## Task requirements:
Reply with one number, the count of lines below that contain the string "chevron".
[[ Input material open ]]
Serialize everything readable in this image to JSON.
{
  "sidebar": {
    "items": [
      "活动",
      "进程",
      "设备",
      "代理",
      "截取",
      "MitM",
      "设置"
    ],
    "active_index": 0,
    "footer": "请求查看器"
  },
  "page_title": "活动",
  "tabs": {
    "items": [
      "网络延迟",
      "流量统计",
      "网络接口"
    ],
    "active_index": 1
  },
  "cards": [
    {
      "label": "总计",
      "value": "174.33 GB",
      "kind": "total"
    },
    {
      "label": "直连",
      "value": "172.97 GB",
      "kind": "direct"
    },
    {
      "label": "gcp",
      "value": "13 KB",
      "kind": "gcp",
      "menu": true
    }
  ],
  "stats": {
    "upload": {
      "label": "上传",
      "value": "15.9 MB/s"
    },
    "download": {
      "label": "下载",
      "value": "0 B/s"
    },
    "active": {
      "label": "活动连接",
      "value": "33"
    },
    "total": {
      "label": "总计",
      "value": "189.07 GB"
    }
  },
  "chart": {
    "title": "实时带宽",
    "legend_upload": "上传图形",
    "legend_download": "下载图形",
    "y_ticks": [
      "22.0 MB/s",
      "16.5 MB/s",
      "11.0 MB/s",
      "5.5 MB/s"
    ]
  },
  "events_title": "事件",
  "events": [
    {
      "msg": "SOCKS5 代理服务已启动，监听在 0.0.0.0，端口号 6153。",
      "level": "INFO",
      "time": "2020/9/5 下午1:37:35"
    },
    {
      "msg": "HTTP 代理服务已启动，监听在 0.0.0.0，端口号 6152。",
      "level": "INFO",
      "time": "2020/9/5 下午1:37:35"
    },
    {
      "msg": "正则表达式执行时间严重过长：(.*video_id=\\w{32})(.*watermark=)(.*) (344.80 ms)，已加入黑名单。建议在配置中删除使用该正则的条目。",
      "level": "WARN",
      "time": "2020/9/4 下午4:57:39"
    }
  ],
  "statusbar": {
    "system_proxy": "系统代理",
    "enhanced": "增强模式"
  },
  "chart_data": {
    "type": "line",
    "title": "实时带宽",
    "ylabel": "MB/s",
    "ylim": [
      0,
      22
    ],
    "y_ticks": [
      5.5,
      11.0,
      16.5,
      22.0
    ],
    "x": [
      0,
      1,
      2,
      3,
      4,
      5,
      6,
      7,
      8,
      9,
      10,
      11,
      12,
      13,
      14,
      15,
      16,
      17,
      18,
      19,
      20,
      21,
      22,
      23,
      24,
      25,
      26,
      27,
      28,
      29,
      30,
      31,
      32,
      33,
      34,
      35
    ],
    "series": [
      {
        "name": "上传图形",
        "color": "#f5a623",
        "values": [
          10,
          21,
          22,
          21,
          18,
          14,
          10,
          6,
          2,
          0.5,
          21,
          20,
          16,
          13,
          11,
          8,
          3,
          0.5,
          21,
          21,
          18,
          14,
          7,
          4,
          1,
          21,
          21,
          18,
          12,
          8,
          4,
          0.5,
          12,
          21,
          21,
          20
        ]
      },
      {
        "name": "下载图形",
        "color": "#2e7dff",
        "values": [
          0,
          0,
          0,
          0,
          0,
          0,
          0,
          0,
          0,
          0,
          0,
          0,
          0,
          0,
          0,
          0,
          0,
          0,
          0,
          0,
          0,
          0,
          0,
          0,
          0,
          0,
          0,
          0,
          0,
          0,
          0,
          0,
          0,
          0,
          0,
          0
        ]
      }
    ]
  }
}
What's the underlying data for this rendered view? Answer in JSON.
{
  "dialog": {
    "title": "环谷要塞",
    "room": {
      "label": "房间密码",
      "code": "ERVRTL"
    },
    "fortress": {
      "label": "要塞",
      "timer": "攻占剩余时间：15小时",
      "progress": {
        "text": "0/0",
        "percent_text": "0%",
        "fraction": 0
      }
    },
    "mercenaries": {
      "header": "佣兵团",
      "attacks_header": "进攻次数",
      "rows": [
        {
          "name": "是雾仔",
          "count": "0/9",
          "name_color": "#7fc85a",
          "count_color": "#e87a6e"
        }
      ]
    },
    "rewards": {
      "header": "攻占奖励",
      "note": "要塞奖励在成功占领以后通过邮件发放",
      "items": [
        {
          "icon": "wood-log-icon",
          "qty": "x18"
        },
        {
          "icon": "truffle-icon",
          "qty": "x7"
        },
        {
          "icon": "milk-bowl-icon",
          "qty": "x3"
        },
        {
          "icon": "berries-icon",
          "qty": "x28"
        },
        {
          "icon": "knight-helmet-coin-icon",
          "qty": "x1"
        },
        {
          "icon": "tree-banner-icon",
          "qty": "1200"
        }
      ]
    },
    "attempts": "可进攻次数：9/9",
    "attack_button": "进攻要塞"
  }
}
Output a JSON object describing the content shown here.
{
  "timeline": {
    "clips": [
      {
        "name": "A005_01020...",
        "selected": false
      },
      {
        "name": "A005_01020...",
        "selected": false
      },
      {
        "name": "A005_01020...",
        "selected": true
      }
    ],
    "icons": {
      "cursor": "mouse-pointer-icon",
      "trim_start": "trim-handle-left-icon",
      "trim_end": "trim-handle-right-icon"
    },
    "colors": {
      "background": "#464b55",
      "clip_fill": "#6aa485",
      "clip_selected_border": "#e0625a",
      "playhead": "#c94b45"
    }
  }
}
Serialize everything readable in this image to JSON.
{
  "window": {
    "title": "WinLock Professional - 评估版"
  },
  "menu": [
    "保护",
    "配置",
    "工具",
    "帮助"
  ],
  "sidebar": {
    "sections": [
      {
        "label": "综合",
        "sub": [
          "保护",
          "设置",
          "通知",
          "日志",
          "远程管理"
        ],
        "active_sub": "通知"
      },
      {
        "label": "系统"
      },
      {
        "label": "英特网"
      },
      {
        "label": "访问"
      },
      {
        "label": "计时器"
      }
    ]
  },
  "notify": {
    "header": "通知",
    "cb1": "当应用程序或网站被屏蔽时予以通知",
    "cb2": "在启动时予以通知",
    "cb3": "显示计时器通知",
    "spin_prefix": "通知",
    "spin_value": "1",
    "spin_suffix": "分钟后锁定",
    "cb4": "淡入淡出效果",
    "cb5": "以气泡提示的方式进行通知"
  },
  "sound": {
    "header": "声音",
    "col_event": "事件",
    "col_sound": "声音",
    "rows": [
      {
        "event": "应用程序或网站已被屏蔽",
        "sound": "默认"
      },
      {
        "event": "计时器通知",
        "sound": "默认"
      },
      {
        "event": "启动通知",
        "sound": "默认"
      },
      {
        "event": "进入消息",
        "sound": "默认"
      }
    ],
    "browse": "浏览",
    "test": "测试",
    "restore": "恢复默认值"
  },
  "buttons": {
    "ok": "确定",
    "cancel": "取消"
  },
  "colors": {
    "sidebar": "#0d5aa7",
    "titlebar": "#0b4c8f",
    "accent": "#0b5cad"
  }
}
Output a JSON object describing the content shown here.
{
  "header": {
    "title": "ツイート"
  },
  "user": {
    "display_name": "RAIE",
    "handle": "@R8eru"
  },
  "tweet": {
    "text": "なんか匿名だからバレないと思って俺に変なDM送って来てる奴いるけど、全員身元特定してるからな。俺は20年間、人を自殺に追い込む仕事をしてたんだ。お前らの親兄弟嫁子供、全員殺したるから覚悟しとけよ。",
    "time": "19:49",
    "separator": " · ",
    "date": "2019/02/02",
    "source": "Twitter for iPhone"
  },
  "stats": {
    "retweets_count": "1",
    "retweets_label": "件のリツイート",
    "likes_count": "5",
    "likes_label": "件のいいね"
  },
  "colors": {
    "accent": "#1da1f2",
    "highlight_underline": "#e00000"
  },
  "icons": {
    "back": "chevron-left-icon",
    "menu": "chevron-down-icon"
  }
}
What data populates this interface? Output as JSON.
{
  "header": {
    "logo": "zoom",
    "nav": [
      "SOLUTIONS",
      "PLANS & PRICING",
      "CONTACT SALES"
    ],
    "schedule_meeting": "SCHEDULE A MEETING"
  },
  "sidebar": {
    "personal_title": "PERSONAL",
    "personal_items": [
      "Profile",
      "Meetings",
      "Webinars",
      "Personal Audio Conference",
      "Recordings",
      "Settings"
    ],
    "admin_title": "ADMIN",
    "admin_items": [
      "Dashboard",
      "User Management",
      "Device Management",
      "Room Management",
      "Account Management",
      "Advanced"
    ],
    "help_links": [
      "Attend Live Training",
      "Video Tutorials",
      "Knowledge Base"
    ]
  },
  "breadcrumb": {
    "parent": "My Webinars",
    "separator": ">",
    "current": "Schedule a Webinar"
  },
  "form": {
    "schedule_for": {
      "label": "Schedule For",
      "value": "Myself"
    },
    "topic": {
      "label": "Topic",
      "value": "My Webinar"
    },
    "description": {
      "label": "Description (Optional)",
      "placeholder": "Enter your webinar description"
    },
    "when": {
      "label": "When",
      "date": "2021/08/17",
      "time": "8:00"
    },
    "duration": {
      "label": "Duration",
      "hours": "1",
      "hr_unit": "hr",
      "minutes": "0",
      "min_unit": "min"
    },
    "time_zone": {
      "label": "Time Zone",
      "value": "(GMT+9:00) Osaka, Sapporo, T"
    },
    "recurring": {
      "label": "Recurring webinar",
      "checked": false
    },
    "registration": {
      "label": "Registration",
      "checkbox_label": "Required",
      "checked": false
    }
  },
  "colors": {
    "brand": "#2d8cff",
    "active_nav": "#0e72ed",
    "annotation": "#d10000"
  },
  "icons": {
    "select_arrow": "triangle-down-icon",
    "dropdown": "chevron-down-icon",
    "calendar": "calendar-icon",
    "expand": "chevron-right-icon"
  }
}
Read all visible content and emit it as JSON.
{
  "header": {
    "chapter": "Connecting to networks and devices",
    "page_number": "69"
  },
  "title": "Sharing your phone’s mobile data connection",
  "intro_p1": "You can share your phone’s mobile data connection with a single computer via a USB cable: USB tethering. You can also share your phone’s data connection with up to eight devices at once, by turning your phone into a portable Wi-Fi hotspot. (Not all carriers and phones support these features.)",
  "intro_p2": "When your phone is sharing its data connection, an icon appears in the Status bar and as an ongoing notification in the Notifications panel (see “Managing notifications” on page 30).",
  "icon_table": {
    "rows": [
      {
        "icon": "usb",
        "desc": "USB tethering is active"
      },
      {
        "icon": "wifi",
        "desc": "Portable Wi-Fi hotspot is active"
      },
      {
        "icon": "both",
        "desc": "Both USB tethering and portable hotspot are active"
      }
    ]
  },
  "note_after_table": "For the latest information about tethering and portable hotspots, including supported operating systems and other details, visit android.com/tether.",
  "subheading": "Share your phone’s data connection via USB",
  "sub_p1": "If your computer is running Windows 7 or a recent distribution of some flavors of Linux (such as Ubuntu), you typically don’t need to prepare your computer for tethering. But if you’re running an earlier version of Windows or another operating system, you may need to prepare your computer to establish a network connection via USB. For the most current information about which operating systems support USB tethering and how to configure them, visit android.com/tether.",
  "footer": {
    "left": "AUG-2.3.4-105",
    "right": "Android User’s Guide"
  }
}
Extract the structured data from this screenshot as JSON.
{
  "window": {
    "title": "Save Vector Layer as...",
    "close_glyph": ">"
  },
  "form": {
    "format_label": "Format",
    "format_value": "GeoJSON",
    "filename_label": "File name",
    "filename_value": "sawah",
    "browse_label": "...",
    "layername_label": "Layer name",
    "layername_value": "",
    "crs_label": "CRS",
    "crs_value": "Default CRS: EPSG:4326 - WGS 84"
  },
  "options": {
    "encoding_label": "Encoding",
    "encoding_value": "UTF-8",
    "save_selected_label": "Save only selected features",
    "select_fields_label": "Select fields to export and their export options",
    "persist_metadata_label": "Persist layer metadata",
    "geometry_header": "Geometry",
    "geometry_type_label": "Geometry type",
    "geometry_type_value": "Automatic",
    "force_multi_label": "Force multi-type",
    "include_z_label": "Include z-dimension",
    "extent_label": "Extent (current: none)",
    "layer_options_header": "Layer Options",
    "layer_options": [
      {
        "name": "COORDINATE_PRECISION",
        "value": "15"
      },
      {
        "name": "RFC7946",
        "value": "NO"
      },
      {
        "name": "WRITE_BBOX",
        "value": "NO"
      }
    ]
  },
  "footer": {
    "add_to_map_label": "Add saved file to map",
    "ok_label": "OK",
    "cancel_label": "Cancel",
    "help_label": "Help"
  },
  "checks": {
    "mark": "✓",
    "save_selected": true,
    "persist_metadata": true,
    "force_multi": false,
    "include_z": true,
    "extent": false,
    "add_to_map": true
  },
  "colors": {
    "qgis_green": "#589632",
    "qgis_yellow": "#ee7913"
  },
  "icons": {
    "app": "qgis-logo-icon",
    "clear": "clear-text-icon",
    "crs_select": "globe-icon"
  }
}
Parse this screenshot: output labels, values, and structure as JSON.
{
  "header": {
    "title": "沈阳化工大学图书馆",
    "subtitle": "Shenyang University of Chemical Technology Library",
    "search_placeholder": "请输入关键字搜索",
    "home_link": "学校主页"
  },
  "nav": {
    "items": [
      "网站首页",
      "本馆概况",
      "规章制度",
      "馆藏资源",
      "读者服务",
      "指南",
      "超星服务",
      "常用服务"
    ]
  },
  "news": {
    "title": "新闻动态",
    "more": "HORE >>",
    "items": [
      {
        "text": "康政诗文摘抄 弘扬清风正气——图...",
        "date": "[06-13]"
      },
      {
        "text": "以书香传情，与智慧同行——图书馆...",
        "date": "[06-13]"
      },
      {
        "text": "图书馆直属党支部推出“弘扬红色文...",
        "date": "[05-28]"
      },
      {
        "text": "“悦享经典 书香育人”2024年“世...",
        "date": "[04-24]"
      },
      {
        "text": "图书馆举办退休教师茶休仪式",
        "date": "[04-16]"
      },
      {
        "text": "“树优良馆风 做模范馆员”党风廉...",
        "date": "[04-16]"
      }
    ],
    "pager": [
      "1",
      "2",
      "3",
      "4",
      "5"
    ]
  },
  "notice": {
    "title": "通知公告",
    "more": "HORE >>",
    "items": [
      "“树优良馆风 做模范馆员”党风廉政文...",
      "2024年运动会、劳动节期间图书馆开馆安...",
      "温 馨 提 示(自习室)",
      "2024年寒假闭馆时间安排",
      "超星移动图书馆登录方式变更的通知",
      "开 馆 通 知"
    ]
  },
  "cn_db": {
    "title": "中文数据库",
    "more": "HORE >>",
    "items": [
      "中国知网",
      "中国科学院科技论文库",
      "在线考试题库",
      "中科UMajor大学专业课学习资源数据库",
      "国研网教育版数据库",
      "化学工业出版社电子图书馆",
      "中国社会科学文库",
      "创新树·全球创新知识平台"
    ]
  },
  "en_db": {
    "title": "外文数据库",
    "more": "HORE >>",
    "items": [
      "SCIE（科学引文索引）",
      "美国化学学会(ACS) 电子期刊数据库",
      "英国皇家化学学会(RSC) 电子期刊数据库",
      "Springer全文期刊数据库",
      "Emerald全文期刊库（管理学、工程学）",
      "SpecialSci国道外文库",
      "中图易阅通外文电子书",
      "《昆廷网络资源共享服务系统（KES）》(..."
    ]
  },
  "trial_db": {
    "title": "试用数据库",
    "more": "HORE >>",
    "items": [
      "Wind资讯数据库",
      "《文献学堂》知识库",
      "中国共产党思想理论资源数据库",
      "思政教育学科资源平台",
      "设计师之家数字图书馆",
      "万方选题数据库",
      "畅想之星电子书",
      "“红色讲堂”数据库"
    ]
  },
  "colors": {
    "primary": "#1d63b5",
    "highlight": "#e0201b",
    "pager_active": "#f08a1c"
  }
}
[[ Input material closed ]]
## Exercise answer:
4